I wanted to work in poverty alleviation as I felt the worst human rights abuses occurred in the poorest countries in the world. Working in international development and poverty alleviation was very different to my experience volunteering in the human rights sector. It was an uplifting experience. Marginalised people in these countries can have a lot of pride, love, and joy, despite their circumstances. However, they are, naturally, suspicious with the outsider coming to their ‘rescue’. So, it was important for me to communicate that I wanted to be a partner to them. Of course, the reaction and the relationship between us was different in each country. In one case, for example, in a post conflict country still reeling from the aftereffects of trauma, they remained suspicious. 

During the Covid-19 outbreak, I happened to read Kate Raworth’s book Doughnut Economics,  

Two weeks after reading this eye-opening book, I saw an ad for a position with ShareAction; a charity with an ethos aligned with the book. I applied for that position, and to my biggest surprise, I got the job, thankfully due to my transferable fundraising skills.  

What was this new position about? What did you find challenging or rewarding about it?  

The new position was a Fundraising Manager for trusts and foundations.  

However, after I spent one year in the fundraising team, there was a new opportunity at ShareAction: to lead a campaign on ethnicity pay gap reporting. It was a senior officer role, yet initially I did not have the confidence to apply for it, given my lack of campaigning experience. Thankfully, my prospective manager reassured me that I had the transferable skills. So, I applied, and yet again was surprised to get the job. I went on to lead a campaign for UK companies to voluntarily disclose their ethnicity pay gap, as part of a broader campaign to push the government to make it mandatory. I conducted several interviews with representatives of the financial industry, who gave a deep insight into ideas and practices to report and address the ethnicity pay gap. In the end, we, together with the Runnymede Trust, published a toolkit and briefing for investors on ethnicity pay gap reporting. 
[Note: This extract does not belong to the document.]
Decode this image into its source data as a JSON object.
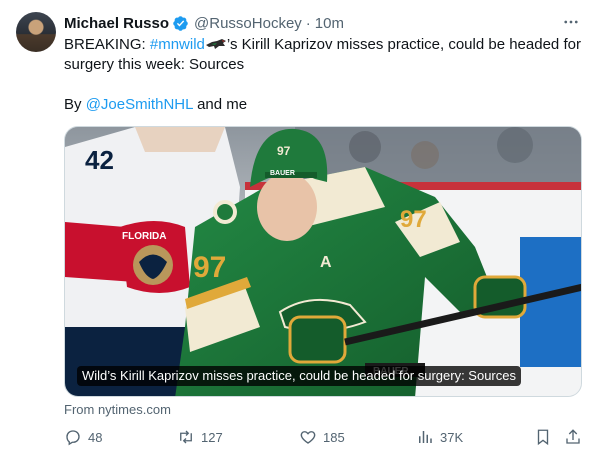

Whilst gender pay gap reporting is now commonplace, ethnicity pay gap Isn’t. Do you have any idea why? 

First, it may appear that it is more complicated to collect ethnicity data than gender.  Although gender is not binary, gender pay gap reports solely focus on women, therefore it is a binary figure. This means that generally 50% of the population are women. However, there are many ethnicities, distributed differently geographically.  Nevertheless, the reality is that ethnicity pay gap reporting is feasible. As many as 35 FTSE100 companies are already voluntarily reporting their ethnicity pay gap and the figure is growing.  

Unfortunately, I suspect the other reason is prejudice. A few investors mentioned that before gender pay gap reporting became mandatory, it was easier to persuade their white male board members to voluntarily report their gender pay gap, than their ethnicity pay gap. They found merely raising the topic generated intense negative feelings.  

How was the toolkit and the campaign received? 

Generally, it was very well received, we received several encouraging messages, however, I think we need to do a lot more. I would like to find out how the toolkit is being used, and what impact it is having.  

In your opinion, what does the future hold for the ESG sector? You can think of in five or more years’ time, whatever you deem predictable? 

I think ESG is going to grow in Europe, but I am concerned about the backlash in the US and how certain investors are pulling back from it there. We need to be aware that whatever happens in the US might trickle down to Europe. I’d like to think that instead the whole meaning of Responsible Investment will be stronger, and that it will bring forth greater accountability to people and planet. We do need a greater balance towards the S of ESG, as it is underplayed now compared to the Environment. Investors want to make a profit, so in that sense ESG must make a business case to persuade them. Nevertheless, the pension industry, for example, is looking for long-term profits, and subsequently tend to be more serious about ESG. Statistics show that Gen Z, millennials and women are more interested in ESG, and I think this tendency is going to grow.  

Interview taken by Rita Sebestyen